You test everything, why don’t you test your music?
Advertising today is data driven.
Yes, that’s right: the days of “Mad Men,” drinking martinis and dreaming up amazing campaigns, then releasing them on TV in a blaze of glory, is on it’s way out. Creativity is still central to advertising— and always will be! — but resources are too scarce and competition is too great to allow the decisions on potentially millions of dollars in ad spend to be made based on gut alone. That’s why more and more companies are committing to making their decision-making process for marketing and advertising more data-driven.
What does that mean? Usually it means that data is applied to the core creative concept, in the form of a focus group, which is almost never of the size to reveal statistically significant measurements. The visuals get tested, the copy is tested, the ad buy is informed by data, and the size and composition of the audience that sees the ad is measured. Even the choice of colors is informed by data. For online advertising, the use of data is even more pervasive: the ad units may be A/B tested, the audience is micro-targeted, and the viewability of the ad is measured more and more frequently.
In fact, there’s really only one area of advertising that doesn’t have any data supporting the decisions that get made: selecting the music.
Music Defies Easy Measurement
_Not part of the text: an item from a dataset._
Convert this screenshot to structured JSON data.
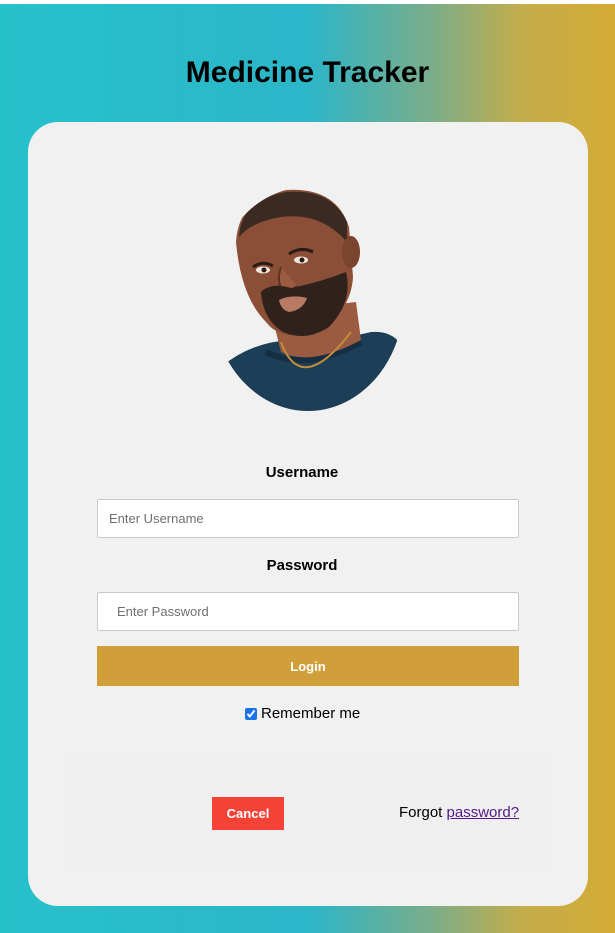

Why is this? Music has some characteristics that defy easy categorization and measurement, and addressing these issues is complex and time-consuming. Music is highly subjective, for one: who doesn’t have a special memory of “that song they played at prom”, or a similar association? These experiences lead individuals to make decisions that may not reflect the tastes and associations of the audience the marketer is trying to reach. Similarly, until recently, no one has applied any psychological framework to music, but that’s changing as research reveals how music impacts the brain.
Music also has a temporal component that makes it unique. It must be consumed over a period of time, unlike an image or copy. Music is also frequently asked to evoke different emotions at different times throughout an ad: for example, happy for the first ten seconds, then nervous for the next ten seconds, before resolving to an even happier state for the last ten seconds. As we like to say at Veritonic, music has “lots of nooks and crannies!”
The format of music also defies easy categorization and manipulation. It usually exists as a collection of .MP3 files, which is a file format designed for compression, not easy categorization. Even at the most sophisticated agencies, music is frequently stored in a folder in the iTunes account of the music supervisor, or maybe the creative director. Formats and storage options like these don’t lend themselves to sorting, discovery or collaboration.
Music Metadata Isn’t A Help
To the extent that there is data to facilitate the selection of music for advertising, it’s in the form of “metadata”. These are simple tags added by the composer — or even more frequently by the ad agency’s interns! — that list the artist, title, date of creation, and maybe the owners of the tracks’ copyrights. In fact, most of the metadata is concerned with the administration and usage of the music, rather than anything useful to help select it.
The data that most music libraries have isn’t any better or more helpful. Libraries or online aggregators and resellers try to augment the “typical” metadata by having staff or interns add simple generalizations about the music, like tempo or beats per minute, genre, and instrumentation. They may also try to categorize the “mood” of the music, boiling down the entire piece to a single “emotion”. These tags have the same issues as metadata: they’re the output of a single person’s perceptions of the emotion, who almost certainly doesn’t represent the target audience that the advertiser or user of the music is trying to reach.
Testing can address all of these shortcomings, and give data that far exceeds these limitations. Advanced psychological frameworks can give insight about how people respond to the audio stimulus. And built-to-purpose audiences – that match the audiences marketers are trying to reach – can give their opinions about the music, revealing the emotional texture of music, while also informing the marketers and composers about how well the music supports the story the marketer is trying to tell.
Will this limit creativity? Far from it. If anything the reverse is true. Data can support making choices that would otherwise be perceived as risky or out of the mainstream.
For example, a prominent music publisher told us about a doo-wop track that he felt would be perfect for a TV spot he was working on. But without data to support the choice, he couldn’t convince his client to go with a musical style that isn’t in the mainstream right now.
There’s also a ton of research that shows that the rigor of an objective decision-making process can actually improve creativity.
That’s why you should test your music. You test everything else, and that data makes for better marketing and better results. The technology is here to address the difficulties in testing music, helping you make better decisions about the music in your marketing
Have you tested your music, or used any data to select music? Let us know what you’ve used and your experience to date in the comments!